──────── INPUT DATA
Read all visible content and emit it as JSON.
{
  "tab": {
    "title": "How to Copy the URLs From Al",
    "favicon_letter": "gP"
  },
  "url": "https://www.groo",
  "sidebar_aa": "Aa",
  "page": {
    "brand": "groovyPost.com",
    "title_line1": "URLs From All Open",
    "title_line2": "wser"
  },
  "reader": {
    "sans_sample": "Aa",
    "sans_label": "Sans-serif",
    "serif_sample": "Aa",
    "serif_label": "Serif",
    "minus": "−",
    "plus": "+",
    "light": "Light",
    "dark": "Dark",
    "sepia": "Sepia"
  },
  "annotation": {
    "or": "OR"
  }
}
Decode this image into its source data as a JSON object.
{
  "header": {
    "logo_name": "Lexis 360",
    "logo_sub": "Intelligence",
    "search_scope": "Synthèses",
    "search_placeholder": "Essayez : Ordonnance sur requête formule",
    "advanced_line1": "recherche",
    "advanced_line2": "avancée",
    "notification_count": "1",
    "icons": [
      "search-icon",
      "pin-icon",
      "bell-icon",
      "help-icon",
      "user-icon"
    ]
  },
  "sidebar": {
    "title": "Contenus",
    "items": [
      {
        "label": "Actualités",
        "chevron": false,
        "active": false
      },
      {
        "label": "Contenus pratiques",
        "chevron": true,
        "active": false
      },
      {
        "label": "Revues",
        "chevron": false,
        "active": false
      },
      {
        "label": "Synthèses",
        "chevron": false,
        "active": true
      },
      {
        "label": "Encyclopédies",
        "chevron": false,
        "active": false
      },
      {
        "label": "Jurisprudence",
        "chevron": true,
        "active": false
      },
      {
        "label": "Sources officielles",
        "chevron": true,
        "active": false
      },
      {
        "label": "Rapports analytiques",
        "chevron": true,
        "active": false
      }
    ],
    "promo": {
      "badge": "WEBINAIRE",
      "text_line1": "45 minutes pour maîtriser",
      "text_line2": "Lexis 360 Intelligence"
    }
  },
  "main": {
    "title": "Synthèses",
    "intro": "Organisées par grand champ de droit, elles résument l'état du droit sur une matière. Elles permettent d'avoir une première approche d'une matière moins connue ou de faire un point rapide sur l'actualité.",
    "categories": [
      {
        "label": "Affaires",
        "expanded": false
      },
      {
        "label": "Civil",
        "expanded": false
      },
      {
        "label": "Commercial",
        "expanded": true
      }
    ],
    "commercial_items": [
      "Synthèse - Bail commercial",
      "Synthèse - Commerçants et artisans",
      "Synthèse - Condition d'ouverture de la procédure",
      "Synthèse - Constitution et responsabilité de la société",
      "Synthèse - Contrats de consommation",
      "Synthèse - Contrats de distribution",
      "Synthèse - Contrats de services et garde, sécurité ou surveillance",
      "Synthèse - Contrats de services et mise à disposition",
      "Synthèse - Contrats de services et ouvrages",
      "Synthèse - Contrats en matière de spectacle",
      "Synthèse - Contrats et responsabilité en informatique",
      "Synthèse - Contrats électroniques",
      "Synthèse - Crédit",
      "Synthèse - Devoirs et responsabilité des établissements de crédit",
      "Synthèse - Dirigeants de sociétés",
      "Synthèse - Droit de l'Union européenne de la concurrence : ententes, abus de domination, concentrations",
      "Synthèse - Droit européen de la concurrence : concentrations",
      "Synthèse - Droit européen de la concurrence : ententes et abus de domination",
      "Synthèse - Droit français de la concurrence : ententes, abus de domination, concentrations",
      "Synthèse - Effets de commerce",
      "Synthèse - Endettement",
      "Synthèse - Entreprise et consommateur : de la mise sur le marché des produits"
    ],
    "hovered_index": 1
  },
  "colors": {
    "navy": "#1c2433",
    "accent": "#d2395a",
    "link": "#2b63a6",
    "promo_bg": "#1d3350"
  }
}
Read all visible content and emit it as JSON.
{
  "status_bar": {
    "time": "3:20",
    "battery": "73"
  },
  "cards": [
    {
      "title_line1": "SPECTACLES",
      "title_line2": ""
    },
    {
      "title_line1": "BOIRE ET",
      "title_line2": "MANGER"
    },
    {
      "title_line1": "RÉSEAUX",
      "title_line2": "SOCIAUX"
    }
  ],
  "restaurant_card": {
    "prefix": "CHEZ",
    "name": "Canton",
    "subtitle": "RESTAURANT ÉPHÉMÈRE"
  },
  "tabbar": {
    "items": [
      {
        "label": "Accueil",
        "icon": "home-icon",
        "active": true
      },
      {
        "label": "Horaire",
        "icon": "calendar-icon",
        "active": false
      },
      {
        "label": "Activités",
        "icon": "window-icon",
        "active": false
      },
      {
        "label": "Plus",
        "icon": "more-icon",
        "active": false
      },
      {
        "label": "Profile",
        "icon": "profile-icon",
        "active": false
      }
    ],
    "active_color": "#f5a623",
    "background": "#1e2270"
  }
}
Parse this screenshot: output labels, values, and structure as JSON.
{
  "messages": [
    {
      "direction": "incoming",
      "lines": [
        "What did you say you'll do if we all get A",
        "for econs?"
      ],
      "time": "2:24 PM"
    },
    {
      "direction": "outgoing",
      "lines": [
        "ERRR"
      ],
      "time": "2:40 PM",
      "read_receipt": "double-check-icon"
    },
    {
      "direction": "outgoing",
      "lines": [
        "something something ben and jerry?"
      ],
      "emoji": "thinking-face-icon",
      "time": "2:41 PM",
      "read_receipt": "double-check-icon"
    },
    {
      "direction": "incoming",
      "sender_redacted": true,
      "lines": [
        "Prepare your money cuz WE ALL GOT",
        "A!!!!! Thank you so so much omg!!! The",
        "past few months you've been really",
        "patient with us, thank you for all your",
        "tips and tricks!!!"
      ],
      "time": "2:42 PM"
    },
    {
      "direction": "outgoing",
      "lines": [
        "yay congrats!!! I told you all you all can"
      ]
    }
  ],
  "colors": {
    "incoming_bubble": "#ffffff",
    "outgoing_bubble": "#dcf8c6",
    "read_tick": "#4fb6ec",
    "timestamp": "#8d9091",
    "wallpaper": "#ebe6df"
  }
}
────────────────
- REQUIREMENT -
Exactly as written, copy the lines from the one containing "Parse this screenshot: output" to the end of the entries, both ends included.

- TASK RESULT -
Parse this screenshot: output labels, values, and structure as JSON.
{
  "messages": [
    {
      "direction": "incoming",
      "lines": [
        "What did you say you'll do if we all get A",
        "for econs?"
      ],
      "time": "2:24 PM"
    },
    {
      "direction": "outgoing",
      "lines": [
        "ERRR"
      ],
      "time": "2:40 PM",
      "read_receipt": "double-check-icon"
    },
    {
      "direction": "outgoing",
      "lines": [
        "something something ben and jerry?"
      ],
      "emoji": "thinking-face-icon",
      "time": "2:41 PM",
      "read_receipt": "double-check-icon"
    },
    {
      "direction": "incoming",
      "sender_redacted": true,
      "lines": [
        "Prepare your money cuz WE ALL GOT",
        "A!!!!! Thank you so so much omg!!! The",
        "past few months you've been really",
        "patient with us, thank you for all your",
        "tips and tricks!!!"
      ],
      "time": "2:42 PM"
    },
    {
      "direction": "outgoing",
      "lines": [
        "yay congrats!!! I told you all you all can"
      ]
    }
  ],
  "colors": {
    "incoming_bubble": "#ffffff",
    "outgoing_bubble": "#dcf8c6",
    "read_tick": "#4fb6ec",
    "timestamp": "#8d9091",
    "wallpaper": "#ebe6df"
  }
}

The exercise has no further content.